The prevalent theory has been documented by authors such as Yitzhak Reiter, Shmuel Berkowitz, Dore Gold and others. From the Palestinians and Arab perspective, the Temple is simply a figment of the Jewish imagination. They call it "Al-Mazoum," meaning the miniscule thing, attempting to paint Jewish claims as imaginary, mendacious, not based in reality. At the same time, such individuals have been busy for years trying to hide the truth, destroying archeological evidence of the Jewish Temple that threatened to invalidate their lies.

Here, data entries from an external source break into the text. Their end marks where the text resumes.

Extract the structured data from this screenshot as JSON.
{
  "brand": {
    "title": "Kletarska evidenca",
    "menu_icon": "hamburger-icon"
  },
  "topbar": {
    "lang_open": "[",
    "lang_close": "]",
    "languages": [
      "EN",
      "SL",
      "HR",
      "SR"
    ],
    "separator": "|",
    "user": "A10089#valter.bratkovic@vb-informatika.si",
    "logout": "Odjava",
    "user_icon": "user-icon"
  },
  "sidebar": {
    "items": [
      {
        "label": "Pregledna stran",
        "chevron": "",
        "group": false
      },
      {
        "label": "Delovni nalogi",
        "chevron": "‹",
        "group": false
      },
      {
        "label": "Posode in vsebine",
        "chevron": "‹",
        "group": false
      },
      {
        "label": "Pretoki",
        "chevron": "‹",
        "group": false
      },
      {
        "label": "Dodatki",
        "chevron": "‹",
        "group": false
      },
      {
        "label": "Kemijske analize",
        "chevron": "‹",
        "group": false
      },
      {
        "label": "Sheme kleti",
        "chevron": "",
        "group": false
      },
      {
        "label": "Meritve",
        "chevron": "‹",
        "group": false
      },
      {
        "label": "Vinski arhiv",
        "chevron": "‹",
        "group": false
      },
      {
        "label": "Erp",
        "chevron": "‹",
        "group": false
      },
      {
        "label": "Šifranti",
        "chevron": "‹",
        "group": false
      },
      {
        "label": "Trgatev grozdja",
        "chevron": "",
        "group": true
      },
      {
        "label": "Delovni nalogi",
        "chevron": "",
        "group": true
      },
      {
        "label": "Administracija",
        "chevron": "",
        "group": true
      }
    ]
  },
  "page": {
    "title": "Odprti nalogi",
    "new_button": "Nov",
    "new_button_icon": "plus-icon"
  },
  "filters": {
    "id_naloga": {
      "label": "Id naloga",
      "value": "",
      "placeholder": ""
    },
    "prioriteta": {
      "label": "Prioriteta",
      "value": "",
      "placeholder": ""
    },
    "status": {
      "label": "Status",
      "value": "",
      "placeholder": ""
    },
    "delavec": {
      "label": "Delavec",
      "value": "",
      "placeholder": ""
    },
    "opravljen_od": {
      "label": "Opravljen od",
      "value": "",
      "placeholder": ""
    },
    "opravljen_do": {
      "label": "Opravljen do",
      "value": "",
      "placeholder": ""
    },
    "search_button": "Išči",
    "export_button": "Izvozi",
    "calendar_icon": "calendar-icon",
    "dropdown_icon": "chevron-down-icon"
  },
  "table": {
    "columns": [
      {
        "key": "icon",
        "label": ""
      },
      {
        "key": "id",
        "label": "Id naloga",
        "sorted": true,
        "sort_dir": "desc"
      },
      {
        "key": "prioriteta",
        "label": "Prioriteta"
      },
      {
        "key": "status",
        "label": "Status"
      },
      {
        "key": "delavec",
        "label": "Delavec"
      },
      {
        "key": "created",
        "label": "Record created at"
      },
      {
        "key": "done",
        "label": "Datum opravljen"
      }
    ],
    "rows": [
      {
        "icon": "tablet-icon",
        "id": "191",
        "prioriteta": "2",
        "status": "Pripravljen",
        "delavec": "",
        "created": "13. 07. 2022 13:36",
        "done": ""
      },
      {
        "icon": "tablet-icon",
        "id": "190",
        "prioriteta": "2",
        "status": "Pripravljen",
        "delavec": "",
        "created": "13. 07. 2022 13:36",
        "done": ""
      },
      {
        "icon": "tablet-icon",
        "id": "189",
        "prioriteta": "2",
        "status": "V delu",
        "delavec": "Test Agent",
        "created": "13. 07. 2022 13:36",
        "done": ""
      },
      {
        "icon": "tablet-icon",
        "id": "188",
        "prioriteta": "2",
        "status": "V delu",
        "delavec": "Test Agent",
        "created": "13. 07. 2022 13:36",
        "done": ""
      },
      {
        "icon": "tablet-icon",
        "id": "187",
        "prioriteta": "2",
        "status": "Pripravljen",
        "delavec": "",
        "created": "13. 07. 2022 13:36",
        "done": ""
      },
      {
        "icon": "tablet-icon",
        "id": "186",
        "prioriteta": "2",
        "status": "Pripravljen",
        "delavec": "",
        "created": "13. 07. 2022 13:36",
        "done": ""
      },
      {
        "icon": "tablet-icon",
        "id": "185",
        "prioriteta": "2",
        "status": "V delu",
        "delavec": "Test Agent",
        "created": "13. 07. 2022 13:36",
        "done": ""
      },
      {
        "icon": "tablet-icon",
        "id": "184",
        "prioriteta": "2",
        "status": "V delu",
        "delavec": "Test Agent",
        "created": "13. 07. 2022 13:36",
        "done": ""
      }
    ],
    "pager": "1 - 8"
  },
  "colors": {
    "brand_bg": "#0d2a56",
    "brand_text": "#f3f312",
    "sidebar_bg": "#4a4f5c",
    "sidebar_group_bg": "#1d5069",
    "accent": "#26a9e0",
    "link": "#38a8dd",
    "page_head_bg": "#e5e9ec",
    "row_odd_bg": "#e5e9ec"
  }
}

Such colossal fraud would not be very hard to settle but Israel, whether out of indolence or the desire to avoid "holy wars" that could invariably push the conflict toward religious lines, has opted out. That's a big mistake. We are already fighting religious wars; the root of the conflict is religious. Trying to isolate the national-territorial elements of the conflict is totally naive. Also, denying the Jewish Temple's existence is a phenomenon that has already begun to penetrate certain circles in Europe.
The time has come to fight back. The mission at hand is not so complex. To support our argument, the fact remains that up until 1967, we constantly told the story of the Jewish Temple and shared details about the structure. The destruction of the First Temple by Nebuchadnezzar is a firmly established, undeniable motif prevalent throughout Islamic literature. Take, for example, Jerusalemite Arab geographer and historian Al-Muqaddasi from the 10th century. Take 14th-century Iranian legal scholar Al-Mastufi, the poetry of Jalal ad-Din Muhammad Rumi from the 13th century, or even books and travel guides from the time of Grand Mufti Haj Amin al-Husseini, the Jerusalem religious leader who struck an alliance with the Nazis.
In the mid-20th century, Palestinian journalist, historian and East Jerusalem Mayor Aref al-Aref wrote that the Temple Mount is located at Mount Moriah, where the Biblical Jebusite Araunah owned his threshing floors and which King David purchased for building the Temple, eventually built by Solomon in 1,007 B.C.E. (for more information, see Retiner's book "From Jerusalem to Mecca and Back").
Joining the Muslim writers is a plethora of facts, discoveries and sources, reinforcing the Jewish bond to Jerusalem and the existence of the Temple, such as the Bible, Mishnah, Gemara, several midrashim and myriad Jewish commentaries. These sources provide evidence for the divine service and for the Temple's existence over many years. First century Roman Jewish scholar Josephus saw the Temple with his own eyes and documented its destruction. And, of course, there are the multiple archeological finds. To name a few:
The remains of engravings barring access to the Temple for non-Jews past a barrier surrounding the Temple, also mentioned by Josephus; the southwestern cornerstone of the Temple Mount from the Second Temple period with the inscription describing how a priest would be present during the sounding of the horns when Shabbat began and ended, as described in the Mishnah as well; the remains of a corpse identified by the British during the Mandate Period, on the Temple Mount, belonging to a Jew who had undergone ritual ablutions; over the past few years archeologists made First Temple discoveries on the Temple Mount, but quickly covered them up to avoid conflict.
But such findings and many more have only sped up the process of amplifying Jerusalem's holiness to Islam and the sweeping denial of any Jewish bond to the city and its sanctity. Hanukkah is our time to respond.